“A battery backup system is important for components with microprocessors, but it shouldn’t be the only method of voltage regulation within a sensitive system,” Erdmann added. Multi-tapped isolation transformers that monitor and control the output voltage are able to seamlessly switch to the correct output voltage, delivering clean, uninterrupted power with no surges, sags, or spikes.
Power and Protect Your Home Technology Systems Like a Professional
Recording and post-production studios have relied on power isolation and voltage regulation technology to segregate sensitive electronic loads for decades, with Kelm playing a role in designing some of that technology. Today’s smart home technology systems require that same level of attention to ensure clean power reaches critical components, improving reliability and enhancing the overall technology experience.
“Power and grounding are the heart of any electronic system,” Kelm noted. “Keeping voltage distortion, current harmonic, Normal Mode Noise, and Common Mode Noise to a minimum in a power distribution system, is absolutely necessary for reliable operation.”
Best Practices to Power and Protect Sensitive Electronic Loads
Choosing the right equipment for power protection and power management is the first step to cleaning up the “dirty” power that makes its way from the electrical grids into today’s homes.
Following documented best practices when choosing and installing power protection can make the difference between an enhanced technology experience that includes fully immersive audio and video and malfunctioning equipment, frustration, and unexpected costs when equipment fails due to inconsistent power.
In addition to ensuring that power loads coming into the home’s most sensitive systems are protected and regulated, these are the eight primary considerations when installing power management systems in a high-end home technology system:
• A properly engineered and installed grounding system
• Components should be connected to an electrostatic shielded isolation transformer
• Power protection device should include low-pass filtering to attenuate EMI, RFI, and harmonics
• Surge protection should be non-sacrificial to protect from power spikes and surges
• Stranded wiring of adequate gauge should be used to feed receptacles
• Distance from isolation transformer to outlets should be no more than 15 meters or 45 feet
• Isolation transformer should use hospital-grade receptacles or equivalent
• Battery backup power (UPS) should be available for components with microprocessors
Legrand brand Middle Atlantic Products offers its High Power DC Power Distribution series, specifically to manage power on the AV rack.

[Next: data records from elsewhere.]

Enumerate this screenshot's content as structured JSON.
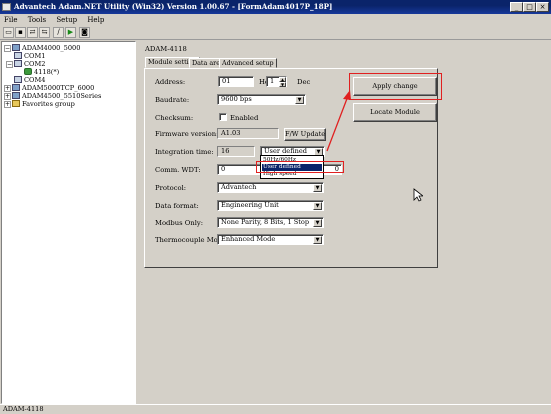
{
  "window": {
    "title": "Advantech Adam.NET Utility (Win32) Version 1.00.67 - [FormAdam4017P_18P]",
    "min": "_",
    "max": "□",
    "close": "×"
  },
  "menu": [
    "File",
    "Tools",
    "Setup",
    "Help"
  ],
  "toolbar_icons": [
    "open-icon",
    "save-icon",
    "connect-icon",
    "disconnect-icon",
    "wand-icon",
    "run-icon",
    "camera-icon"
  ],
  "tree": {
    "root": "ADAM4000_5000",
    "com1": "COM1",
    "com2": "COM2",
    "module": "4118(*)",
    "com4": "COM4",
    "tcp": "ADAM5000TCP_6000",
    "series": "ADAM4500_5510Series",
    "fav": "Favorites group"
  },
  "panel": {
    "title": "ADAM-4118",
    "tabs": [
      "Module setting",
      "Data area",
      "Advanced setup"
    ]
  },
  "form": {
    "address_label": "Address:",
    "address_hex": "01",
    "hex_label": "Hex",
    "address_dec": "1",
    "dec_label": "Dec",
    "baudrate_label": "Baudrate:",
    "baudrate_value": "9600 bps",
    "checksum_label": "Checksum:",
    "checksum_enabled": "Enabled",
    "firmware_label": "Firmware version:",
    "firmware_value": "A1.03",
    "fw_update": "F/W Update",
    "integration_label": "Integration time:",
    "integration_value": "16",
    "integration_mode": "User defined",
    "integration_options": [
      "50Hz/60Hz",
      "User defined",
      "High speed"
    ],
    "integration_selected": 1,
    "wdt_label": "Comm. WDT:",
    "wdt_value": "0",
    "wdt_suffix": "0",
    "protocol_label": "Protocol:",
    "protocol_value": "Advantech",
    "format_label": "Data format:",
    "format_value": "Engineering Unit",
    "modbus_label": "Modbus Only:",
    "modbus_value": "None Parity, 8 Bits, 1 Stop",
    "tc_label": "Thermocouple Mode:",
    "tc_value": "Enhanced Mode",
    "apply": "Apply change",
    "locate": "Locate Module"
  },
  "status": {
    "text": "ADAM-4118"
  },
  "colors": {
    "annotation": "#e02020",
    "titlebar": "#0a246a",
    "selection": "#0a246a"
  }
}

Available in 200W and 300W models, both units offer high current capacity to up to 24 devices – maximizing the same voltage in a single unit, 5V, 12V, or 24V, or splitting between 12/24V.
Torus Power Isolation Transformers – not to be confused with power conditioners or surge protectors – decouple and isolate electronic components from the power source to eliminate transients and improve audio quality by dramatically lowering the noise floor while adding better dynamics, imaging, and bass.
Panamax’s single rack unit, 20 AMP 8 BlueBOLT, offers programmable outlets with auto reset capability.g